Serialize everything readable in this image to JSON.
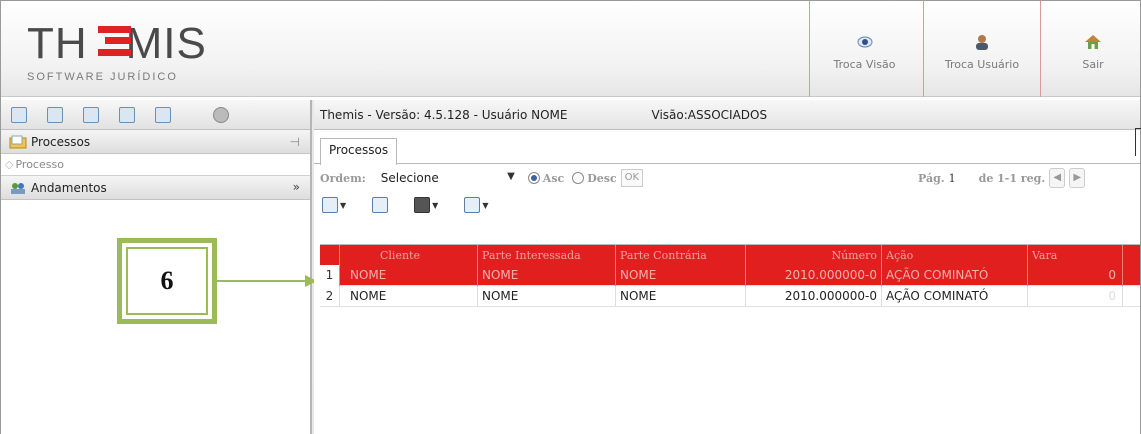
{
  "header": {
    "logo_title": "TH",
    "logo_title_end": "MIS",
    "logo_subtitle": "SOFTWARE JURÍDICO",
    "buttons": [
      {
        "label": "Troca Visão",
        "icon": "eye-icon"
      },
      {
        "label": "Troca Usuário",
        "icon": "user-icon"
      },
      {
        "label": "Sair",
        "icon": "home-icon"
      }
    ]
  },
  "sidebar": {
    "sections": [
      {
        "label": "Processos",
        "icon": "folder-icon",
        "pin": "⊣"
      },
      {
        "label": "Andamentos",
        "icon": "people-icon",
        "chevron": "»"
      }
    ],
    "sub_item": "Processo"
  },
  "callout": {
    "number": "6"
  },
  "main": {
    "version_text": "Themis - Versão: 4.5.128 - Usuário NOME",
    "visao_text": "Visão:ASSOCIADOS",
    "tab_label": "Processos",
    "filter": {
      "ordem_label": "Ordem:",
      "select_value": "Selecione",
      "asc_label": "Asc",
      "desc_label": "Desc",
      "ok_label": "OK",
      "pag_label": "Pág.",
      "pag_value": "1",
      "pag_range": "de 1-1 reg."
    },
    "grid": {
      "columns": [
        "Cliente",
        "Parte Interessada",
        "Parte Contrária",
        "Número",
        "Ação",
        "Vara"
      ],
      "rows": [
        {
          "n": "1",
          "cliente": "NOME",
          "parte_interessada": "NOME",
          "parte_contraria": "NOME",
          "numero": "2010.000000-0",
          "acao": "AÇÃO COMINATÓ",
          "vara": "0"
        },
        {
          "n": "2",
          "cliente": "NOME",
          "parte_interessada": "NOME",
          "parte_contraria": "NOME",
          "numero": "2010.000000-0",
          "acao": "AÇÃO COMINATÓ",
          "vara": "0"
        }
      ]
    }
  }
}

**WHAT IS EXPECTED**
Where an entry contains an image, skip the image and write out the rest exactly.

**TASK RESULT**
Serialize everything readable in this image to JSON.
{
  "header": {
    "logo_title": "TH",
    "logo_title_end": "MIS",
    "logo_subtitle": "SOFTWARE JURÍDICO",
    "buttons": [
      {
        "label": "Troca Visão",
        "icon": "eye-icon"
      },
      {
        "label": "Troca Usuário",
        "icon": "user-icon"
      },
      {
        "label": "Sair",
        "icon": "home-icon"
      }
    ]
  },
  "sidebar": {
    "sections": [
      {
        "label": "Processos",
        "icon": "folder-icon",
        "pin": "⊣"
      },
      {
        "label": "Andamentos",
        "icon": "people-icon",
        "chevron": "»"
      }
    ],
    "sub_item": "Processo"
  },
  "callout": {
    "number": "6"
  },
  "main": {
    "version_text": "Themis - Versão: 4.5.128 - Usuário NOME",
    "visao_text": "Visão:ASSOCIADOS",
    "tab_label": "Processos",
    "filter": {
      "ordem_label": "Ordem:",
      "select_value": "Selecione",
      "asc_label": "Asc",
      "desc_label": "Desc",
      "ok_label": "OK",
      "pag_label": "Pág.",
      "pag_value": "1",
      "pag_range": "de 1-1 reg."
    },
    "grid": {
      "columns": [
        "Cliente",
        "Parte Interessada",
        "Parte Contrária",
        "Número",
        "Ação",
        "Vara"
      ],
      "rows": [
        {
          "n": "1",
          "cliente": "NOME",
          "parte_interessada": "NOME",
          "parte_contraria": "NOME",
          "numero": "2010.000000-0",
          "acao": "AÇÃO COMINATÓ",
          "vara": "0"
        },
        {
          "n": "2",
          "cliente": "NOME",
          "parte_interessada": "NOME",
          "parte_contraria": "NOME",
          "numero": "2010.000000-0",
          "acao": "AÇÃO COMINATÓ",
          "vara": "0"
        }
      ]
    }
  }
}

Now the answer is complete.